Well, as I think is quite immediately clear, this is a Lego project so of course you will need some Lego bricks. It really doesn't matter which kind of pieces you have, as long as they are enough to build what you want.
Of course, bigger is better: gather as many pieces as you can. If you are able to find some transparent brick they will allow you to add some useful "window" to the puzzle.
Second, but not less important, you'll need a small steel ball. Ideal diameter is 6-7 mm (that's around 1/4 inch). You can get it from a broken bearing, or from some exhausted paint marker, or you could simply buy it online...
Probably you could also use one of those balls used as soft air bullets, but I'd prefer to go for a steel one; that's because the knack of this game is that you have to use your hearing, instead of your sight, to try to guess where the ball is inside the maze, and an heavier ball makes a more distinct rattling noise when it rolls over Lego studs.
To check that the ball is OK you can simply see if it can roll freely in a "ditch" between two bricks like the one you can see in the image.

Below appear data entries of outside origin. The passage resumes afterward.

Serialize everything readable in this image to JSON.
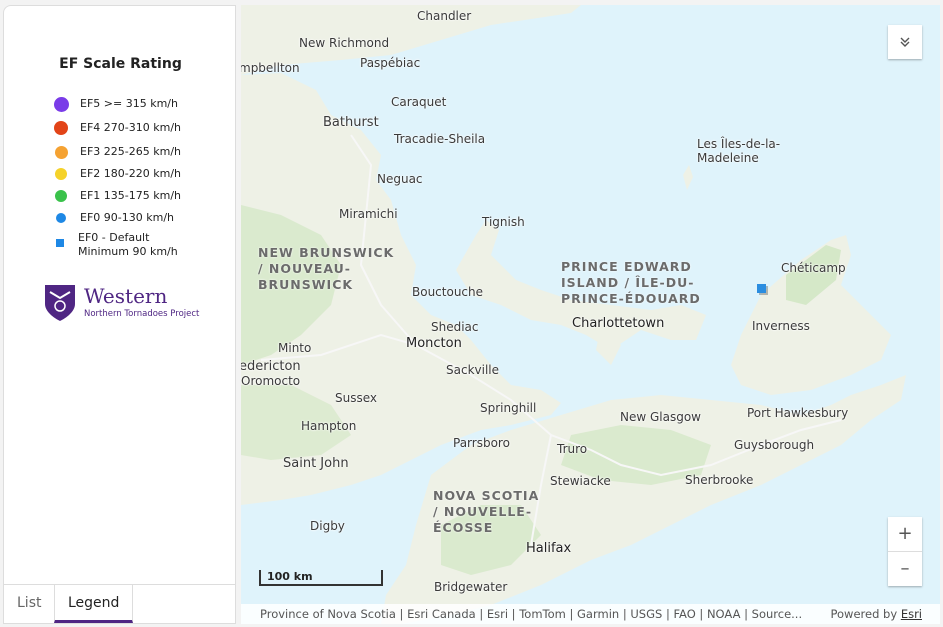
{
  "legend": {
    "title": "EF Scale Rating",
    "items": [
      {
        "code": "EF5",
        "range": ">= 315 km/h",
        "color": "#7a3ce8"
      },
      {
        "code": "EF4",
        "range": "270-310 km/h",
        "color": "#e24418"
      },
      {
        "code": "EF3",
        "range": "225-265 km/h",
        "color": "#f5a232"
      },
      {
        "code": "EF2",
        "range": "180-220 km/h",
        "color": "#f5d22a"
      },
      {
        "code": "EF1",
        "range": "135-175 km/h",
        "color": "#3ac24b"
      },
      {
        "code": "EF0",
        "range": "90-130 km/h",
        "color": "#1e88e5"
      }
    ],
    "default_line1": "EF0 - Default",
    "default_line2": "Minimum 90 km/h",
    "logo_word": "Western",
    "logo_sub": "Northern Tornadoes Project"
  },
  "tabs": {
    "list": "List",
    "legend": "Legend"
  },
  "map": {
    "places": [
      "Chandler",
      "New Richmond",
      "Paspébiac",
      "mpbellton",
      "Caraquet",
      "Bathurst",
      "Tracadie-Sheila",
      "Neguac",
      "Miramichi",
      "Tignish",
      "Bouctouche",
      "Shediac",
      "Minto",
      "edericton",
      "Oromocto",
      "Sussex",
      "Hampton",
      "Saint John",
      "Sackville",
      "Springhill",
      "Parrsboro",
      "Truro",
      "Stewiacke",
      "New Glasgow",
      "Port Hawkesbury",
      "Guysborough",
      "Sherbrooke",
      "Digby",
      "Bridgewater",
      "Inverness",
      "Chéticamp",
      "Les Îles-de-la-",
      "Madeleine"
    ],
    "provinces": {
      "nb": [
        "NEW BRUNSWICK",
        "/ NOUVEAU-",
        "BRUNSWICK"
      ],
      "pei": [
        "PRINCE EDWARD",
        "ISLAND / ÎLE-DU-",
        "PRINCE-ÉDOUARD"
      ],
      "ns": [
        "NOVA SCOTIA",
        "/ NOUVELLE-",
        "ÉCOSSE"
      ]
    },
    "cities": [
      "Charlottetown",
      "Moncton",
      "Halifax"
    ],
    "scale_label": "100 km",
    "attribution": "Province of Nova Scotia | Esri Canada | Esri | TomTom | Garmin | USGS | FAO | NOAA | Source...",
    "powered_by": "Powered by",
    "powered_link": "Esri",
    "zoom_in": "+",
    "zoom_out": "–"
  },
  "colors": {
    "water": "#dff3fb",
    "land": "#eef1e6",
    "green": "#d5e8c8",
    "brand": "#4f2683"
  }
}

If it's able to jump over the studs and is not too large, you're ready to go.
Step 2: Design the Maze!
Well, as long as it's fun to use Tinkercad, let's face it: if you are not in the process of writing an instructable, you might as well skip this step and start directly building the labyrinth... but for completeness, I'd decided to insert these sketches: they are so more clear and immediately understandable than simple photos! Besides, the fact that I am a less-than-decent photographer sure does not help, either.

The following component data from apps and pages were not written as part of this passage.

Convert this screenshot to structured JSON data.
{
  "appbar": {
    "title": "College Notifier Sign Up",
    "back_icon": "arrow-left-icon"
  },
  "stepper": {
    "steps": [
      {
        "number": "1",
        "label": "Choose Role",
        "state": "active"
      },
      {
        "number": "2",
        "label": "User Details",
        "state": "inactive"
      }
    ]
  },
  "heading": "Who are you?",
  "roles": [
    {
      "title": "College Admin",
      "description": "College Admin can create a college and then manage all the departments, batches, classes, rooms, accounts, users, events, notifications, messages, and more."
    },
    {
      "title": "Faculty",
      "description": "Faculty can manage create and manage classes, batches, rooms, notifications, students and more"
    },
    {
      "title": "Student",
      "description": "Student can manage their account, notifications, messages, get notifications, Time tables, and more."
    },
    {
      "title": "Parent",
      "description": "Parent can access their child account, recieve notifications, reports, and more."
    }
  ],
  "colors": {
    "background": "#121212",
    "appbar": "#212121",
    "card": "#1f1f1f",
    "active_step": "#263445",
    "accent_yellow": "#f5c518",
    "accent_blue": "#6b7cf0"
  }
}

Let's see how I designed this. First, I put together a base of the proper size. In this example I'm showing you a small, easy maze. It's not intended to be a though challenge, but just a fun toy for my children, that are 6 and 9 years old.
Then, I started building layer after layer of bricks, leaving in each one the corridors in which the balls will run. Care must be taken to connect the corridors vertically as well. As the layers, or floors if you prefer, start stacking three dimensional path will remain between the blocks, and there will be dead ends, pitfalls, turns, all of those fine labyrinth-y kind of things.

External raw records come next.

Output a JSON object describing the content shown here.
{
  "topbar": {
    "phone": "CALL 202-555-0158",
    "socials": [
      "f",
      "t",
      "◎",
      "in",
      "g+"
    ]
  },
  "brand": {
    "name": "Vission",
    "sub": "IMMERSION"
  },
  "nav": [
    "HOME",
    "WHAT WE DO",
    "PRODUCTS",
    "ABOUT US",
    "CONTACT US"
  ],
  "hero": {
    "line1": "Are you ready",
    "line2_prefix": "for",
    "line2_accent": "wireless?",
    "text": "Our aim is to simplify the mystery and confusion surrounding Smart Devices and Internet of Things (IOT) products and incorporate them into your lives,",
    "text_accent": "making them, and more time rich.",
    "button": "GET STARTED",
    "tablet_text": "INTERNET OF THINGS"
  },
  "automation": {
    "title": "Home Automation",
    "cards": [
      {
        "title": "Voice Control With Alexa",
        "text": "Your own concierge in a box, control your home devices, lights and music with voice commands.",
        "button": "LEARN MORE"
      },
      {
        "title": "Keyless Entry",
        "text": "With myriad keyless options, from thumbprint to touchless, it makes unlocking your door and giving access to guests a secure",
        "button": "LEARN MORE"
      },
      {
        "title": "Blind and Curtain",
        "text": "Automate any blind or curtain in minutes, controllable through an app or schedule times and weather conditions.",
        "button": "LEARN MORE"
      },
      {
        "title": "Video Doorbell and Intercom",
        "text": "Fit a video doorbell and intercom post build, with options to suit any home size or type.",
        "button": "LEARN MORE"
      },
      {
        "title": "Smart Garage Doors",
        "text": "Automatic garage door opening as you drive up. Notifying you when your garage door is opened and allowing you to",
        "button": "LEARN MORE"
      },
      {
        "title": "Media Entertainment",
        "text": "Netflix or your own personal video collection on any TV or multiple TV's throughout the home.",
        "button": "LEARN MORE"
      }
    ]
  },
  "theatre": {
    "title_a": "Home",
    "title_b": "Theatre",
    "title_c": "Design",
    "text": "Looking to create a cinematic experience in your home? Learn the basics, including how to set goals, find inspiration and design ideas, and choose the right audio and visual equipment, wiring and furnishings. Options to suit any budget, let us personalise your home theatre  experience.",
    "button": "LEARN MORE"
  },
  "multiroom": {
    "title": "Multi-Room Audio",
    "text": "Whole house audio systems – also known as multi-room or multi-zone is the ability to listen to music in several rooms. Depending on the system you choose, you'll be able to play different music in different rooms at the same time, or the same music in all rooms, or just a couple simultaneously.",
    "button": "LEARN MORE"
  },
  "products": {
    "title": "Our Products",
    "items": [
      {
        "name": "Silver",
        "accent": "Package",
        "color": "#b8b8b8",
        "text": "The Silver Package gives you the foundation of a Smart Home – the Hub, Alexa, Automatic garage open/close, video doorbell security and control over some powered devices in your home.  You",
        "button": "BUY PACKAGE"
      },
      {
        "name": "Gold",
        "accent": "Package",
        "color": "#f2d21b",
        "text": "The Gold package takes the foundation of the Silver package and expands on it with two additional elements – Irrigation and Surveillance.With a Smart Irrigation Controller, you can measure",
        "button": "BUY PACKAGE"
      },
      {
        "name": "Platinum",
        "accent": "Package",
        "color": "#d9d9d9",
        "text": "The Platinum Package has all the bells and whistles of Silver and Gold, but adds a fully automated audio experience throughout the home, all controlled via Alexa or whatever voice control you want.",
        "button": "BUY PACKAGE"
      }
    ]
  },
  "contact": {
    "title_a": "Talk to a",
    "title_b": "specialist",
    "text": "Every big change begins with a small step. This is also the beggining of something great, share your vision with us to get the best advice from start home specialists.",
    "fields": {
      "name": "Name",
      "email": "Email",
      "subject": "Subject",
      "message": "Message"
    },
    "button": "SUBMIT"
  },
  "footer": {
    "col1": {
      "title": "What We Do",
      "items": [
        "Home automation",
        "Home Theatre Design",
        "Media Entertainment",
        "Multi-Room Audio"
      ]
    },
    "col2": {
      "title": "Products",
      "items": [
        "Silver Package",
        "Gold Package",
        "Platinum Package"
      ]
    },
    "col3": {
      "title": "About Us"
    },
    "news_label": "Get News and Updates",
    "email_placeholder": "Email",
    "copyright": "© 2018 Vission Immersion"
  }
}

To avoid leaving the course of the maze totally invisible, I also put in a bunch of transparent blocks and windows. Actually they help very little in the solution of the puzzle, but they give another thing to watch and to gather interest from the player.
In the unlikely case that someone would like to see original Tinkercad files, here are the links:
Note: for these designs I made use of the lego bricks created by Nic Ashby, so I happily give him credit for his nice work.
Step 3: Build the Maze!
Ok, as I said before, this is the real step. Gather your bricks and start putting them together according to my design, that's pictured layer after layer in the photos of this section, or the one that you prefer. The wonderful thing about Lego, as always, is that you can freely experiment and you can easily take it apart and start again if you are not satisfied with the result.
You just absolutely have to remember to leave at least an entrance and an exit, and to double check that there is at least a path that connects them, no matter how complicated.
If you really want to make it hard, just find a second ball and put it in a secluded path that's not going anywhere: this will add a second noise that will not be easy to distinguish from the "real" ball...
Step 4: Play It!
When the maze is completed, just put the ball in the entrance and start tilting and rotating it, trying to make the ball advance in the path by force of gravity. Even if you built it yourself, still it will be not that easy to judge if you are sending the ball in the right path just by hearing the noise it makes. Of course, if you have kept the design hidden from the players, it will be even more difficult for them!
In the video you can see my daughter solving the puzzle. That's after she had spent several minutes figuring it out and so she's able to let the ball out in a matter of seconds. As a last hints, you could also use a chronograph to time the attempts, and make a tournament with your friends!
Participated in the